Dataset rows for apps and sites
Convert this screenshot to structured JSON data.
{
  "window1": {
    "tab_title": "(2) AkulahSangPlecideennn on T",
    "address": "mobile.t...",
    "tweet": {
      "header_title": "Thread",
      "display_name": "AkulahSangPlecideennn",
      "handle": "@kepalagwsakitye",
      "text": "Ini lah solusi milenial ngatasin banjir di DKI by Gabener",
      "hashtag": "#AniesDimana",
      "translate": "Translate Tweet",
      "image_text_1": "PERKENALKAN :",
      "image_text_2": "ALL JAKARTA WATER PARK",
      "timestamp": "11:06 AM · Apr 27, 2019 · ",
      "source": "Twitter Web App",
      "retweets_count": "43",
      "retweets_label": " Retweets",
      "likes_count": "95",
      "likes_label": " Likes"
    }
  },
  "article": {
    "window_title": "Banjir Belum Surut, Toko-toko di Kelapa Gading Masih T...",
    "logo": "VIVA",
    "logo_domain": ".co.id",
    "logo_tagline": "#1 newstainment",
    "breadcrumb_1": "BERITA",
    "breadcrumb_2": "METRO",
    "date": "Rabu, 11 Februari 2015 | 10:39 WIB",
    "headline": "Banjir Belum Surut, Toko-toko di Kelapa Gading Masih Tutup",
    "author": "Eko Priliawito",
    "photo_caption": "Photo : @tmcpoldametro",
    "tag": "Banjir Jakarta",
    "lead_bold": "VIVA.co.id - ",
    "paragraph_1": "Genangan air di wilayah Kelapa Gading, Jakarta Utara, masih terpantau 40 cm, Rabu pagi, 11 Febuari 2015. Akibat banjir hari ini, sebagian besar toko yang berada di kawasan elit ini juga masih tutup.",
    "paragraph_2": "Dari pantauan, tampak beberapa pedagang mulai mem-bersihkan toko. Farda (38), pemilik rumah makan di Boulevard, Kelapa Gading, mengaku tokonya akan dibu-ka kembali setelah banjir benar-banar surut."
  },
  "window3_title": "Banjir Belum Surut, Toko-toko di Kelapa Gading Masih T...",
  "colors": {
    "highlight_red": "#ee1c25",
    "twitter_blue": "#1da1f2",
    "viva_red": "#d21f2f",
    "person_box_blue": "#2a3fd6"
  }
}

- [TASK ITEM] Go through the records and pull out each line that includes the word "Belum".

- [OUTPUT OF THE EXERCISE]
    "window_title": "Banjir Belum Surut, Toko-toko di Kelapa Gading Masih T...",
    "headline": "Banjir Belum Surut, Toko-toko di Kelapa Gading Masih Tutup",
  "window3_title": "Banjir Belum Surut, Toko-toko di Kelapa Gading Masih T...",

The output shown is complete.